+++ Entries shown

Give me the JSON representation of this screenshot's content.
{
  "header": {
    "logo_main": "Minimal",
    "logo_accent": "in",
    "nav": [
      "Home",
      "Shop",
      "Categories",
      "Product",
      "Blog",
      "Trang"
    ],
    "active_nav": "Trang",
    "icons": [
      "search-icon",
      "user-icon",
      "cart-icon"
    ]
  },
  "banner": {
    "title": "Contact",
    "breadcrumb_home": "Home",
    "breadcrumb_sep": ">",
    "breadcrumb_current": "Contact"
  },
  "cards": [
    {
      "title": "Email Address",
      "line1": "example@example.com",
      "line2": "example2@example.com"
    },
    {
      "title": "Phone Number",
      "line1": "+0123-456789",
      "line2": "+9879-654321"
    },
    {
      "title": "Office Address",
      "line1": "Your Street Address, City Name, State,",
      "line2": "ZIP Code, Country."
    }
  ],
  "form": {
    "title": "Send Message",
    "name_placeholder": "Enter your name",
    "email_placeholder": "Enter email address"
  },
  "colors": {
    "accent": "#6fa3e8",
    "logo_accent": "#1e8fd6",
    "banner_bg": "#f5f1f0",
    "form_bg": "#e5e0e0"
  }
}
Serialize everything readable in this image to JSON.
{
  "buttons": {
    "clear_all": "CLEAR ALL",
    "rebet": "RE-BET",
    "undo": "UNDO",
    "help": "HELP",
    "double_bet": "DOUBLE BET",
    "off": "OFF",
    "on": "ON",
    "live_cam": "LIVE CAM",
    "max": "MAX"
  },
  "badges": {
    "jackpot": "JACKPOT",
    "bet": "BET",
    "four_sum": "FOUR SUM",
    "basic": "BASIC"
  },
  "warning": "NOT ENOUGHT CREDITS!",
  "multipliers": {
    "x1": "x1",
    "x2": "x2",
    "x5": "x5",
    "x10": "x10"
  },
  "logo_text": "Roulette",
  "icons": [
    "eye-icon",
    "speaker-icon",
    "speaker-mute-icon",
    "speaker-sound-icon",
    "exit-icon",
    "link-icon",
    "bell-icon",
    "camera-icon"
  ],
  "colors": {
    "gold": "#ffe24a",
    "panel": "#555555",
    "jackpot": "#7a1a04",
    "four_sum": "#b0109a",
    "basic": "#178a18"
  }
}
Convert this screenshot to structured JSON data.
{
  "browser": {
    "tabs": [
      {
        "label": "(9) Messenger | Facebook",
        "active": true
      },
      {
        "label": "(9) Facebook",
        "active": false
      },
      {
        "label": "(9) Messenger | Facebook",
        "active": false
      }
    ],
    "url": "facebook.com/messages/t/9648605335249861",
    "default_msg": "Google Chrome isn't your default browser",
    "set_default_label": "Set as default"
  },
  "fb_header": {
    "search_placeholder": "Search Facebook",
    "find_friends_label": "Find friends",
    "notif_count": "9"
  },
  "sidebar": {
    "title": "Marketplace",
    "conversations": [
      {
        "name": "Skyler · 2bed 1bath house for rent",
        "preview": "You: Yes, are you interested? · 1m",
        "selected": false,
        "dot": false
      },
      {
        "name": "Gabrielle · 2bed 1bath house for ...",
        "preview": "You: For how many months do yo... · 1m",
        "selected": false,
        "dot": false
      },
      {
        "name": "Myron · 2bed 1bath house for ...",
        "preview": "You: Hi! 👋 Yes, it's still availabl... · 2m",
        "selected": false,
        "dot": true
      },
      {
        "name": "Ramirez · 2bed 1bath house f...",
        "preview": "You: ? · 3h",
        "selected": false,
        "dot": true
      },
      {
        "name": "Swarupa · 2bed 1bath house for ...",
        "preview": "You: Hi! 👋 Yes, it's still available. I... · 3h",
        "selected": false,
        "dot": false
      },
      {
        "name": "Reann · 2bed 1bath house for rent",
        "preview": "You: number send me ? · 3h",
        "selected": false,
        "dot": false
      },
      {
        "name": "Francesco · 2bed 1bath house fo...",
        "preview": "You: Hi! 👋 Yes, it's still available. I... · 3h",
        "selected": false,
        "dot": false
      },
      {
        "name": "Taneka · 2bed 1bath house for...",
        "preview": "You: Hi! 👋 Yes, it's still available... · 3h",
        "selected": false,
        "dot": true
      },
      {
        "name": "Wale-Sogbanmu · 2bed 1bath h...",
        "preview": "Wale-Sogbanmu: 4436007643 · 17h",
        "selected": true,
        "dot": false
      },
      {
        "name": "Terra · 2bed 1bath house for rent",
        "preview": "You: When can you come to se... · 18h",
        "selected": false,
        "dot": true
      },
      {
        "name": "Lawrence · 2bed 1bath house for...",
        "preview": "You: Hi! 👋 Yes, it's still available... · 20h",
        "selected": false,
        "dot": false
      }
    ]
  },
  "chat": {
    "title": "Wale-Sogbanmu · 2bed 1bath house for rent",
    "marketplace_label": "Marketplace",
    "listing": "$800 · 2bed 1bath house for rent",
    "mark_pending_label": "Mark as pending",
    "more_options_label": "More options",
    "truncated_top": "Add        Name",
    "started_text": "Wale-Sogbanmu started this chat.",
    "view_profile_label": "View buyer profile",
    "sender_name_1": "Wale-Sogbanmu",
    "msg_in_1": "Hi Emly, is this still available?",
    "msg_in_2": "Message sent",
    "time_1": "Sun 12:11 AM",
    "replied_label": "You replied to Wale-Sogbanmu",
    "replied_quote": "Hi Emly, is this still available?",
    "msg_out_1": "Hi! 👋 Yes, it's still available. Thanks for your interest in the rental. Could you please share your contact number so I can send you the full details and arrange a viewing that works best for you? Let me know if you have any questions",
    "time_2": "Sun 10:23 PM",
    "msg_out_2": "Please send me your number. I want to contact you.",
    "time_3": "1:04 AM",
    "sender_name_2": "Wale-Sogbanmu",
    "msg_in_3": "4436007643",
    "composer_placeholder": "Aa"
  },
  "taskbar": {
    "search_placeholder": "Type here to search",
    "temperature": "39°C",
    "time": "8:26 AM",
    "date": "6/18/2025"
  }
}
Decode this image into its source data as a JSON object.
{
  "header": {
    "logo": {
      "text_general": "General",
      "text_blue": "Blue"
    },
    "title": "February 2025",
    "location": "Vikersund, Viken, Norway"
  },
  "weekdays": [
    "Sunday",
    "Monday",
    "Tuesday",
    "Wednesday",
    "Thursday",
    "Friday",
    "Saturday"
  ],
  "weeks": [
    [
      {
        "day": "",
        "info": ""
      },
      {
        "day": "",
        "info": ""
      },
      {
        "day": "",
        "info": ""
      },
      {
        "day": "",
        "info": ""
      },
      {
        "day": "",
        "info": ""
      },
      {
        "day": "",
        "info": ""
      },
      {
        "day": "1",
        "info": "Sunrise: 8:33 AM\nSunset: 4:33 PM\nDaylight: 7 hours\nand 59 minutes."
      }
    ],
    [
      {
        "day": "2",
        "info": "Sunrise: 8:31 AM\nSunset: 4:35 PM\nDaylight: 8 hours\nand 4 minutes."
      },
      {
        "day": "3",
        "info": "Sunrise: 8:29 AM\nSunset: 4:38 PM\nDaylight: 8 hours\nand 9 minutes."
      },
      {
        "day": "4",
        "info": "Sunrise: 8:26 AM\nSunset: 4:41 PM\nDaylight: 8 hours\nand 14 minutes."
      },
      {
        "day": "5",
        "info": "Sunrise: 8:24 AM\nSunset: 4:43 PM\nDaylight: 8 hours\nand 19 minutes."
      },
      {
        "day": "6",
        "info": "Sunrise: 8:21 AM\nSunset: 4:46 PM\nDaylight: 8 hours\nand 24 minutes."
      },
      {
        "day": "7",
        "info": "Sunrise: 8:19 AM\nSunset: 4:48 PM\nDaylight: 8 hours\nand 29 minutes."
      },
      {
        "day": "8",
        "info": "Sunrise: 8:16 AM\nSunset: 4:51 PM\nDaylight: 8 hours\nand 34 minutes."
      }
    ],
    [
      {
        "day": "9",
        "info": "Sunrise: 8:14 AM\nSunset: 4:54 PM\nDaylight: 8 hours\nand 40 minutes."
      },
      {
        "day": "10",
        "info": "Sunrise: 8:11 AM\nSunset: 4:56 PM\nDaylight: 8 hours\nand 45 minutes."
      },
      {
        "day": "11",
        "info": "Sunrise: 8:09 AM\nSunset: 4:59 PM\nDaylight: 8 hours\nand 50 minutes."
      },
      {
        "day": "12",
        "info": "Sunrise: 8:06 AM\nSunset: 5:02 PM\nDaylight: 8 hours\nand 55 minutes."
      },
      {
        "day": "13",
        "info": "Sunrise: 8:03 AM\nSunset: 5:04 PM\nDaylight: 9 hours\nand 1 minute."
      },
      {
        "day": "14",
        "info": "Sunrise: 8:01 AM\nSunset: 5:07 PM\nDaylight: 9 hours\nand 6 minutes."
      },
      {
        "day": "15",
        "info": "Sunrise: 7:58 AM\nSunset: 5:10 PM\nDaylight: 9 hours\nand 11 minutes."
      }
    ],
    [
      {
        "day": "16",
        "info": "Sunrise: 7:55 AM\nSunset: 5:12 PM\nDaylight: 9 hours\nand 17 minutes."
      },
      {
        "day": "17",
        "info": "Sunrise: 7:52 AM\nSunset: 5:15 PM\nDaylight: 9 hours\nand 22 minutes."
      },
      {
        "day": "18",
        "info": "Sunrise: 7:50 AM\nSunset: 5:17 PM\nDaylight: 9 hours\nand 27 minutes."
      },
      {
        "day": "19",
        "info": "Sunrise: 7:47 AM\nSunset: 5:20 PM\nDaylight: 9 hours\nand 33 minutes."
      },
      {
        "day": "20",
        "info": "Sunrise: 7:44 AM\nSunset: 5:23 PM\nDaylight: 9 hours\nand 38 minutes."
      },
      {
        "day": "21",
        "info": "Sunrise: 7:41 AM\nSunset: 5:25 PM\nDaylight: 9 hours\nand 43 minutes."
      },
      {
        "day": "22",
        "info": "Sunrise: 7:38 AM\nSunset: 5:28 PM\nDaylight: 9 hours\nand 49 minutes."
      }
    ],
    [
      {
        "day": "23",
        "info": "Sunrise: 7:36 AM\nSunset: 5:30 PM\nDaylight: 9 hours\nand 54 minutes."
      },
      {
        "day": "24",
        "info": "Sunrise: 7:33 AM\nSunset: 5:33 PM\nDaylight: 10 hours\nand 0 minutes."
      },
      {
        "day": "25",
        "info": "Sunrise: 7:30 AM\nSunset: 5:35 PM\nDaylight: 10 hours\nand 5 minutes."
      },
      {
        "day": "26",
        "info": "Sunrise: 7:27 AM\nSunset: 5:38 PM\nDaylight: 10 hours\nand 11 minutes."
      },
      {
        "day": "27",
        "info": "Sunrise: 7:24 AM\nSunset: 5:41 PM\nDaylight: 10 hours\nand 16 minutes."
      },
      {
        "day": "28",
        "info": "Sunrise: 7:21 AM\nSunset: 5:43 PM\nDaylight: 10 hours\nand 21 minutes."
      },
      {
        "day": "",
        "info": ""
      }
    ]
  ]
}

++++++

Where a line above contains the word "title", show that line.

    "title": "Contact",
      "title": "Email Address",
      "title": "Phone Number",
      "title": "Office Address",
    "title": "Send Message",
    "title": "Marketplace",
    "title": "Wale-Sogbanmu · 2bed 1bath house for rent",
    "title": "February 2025",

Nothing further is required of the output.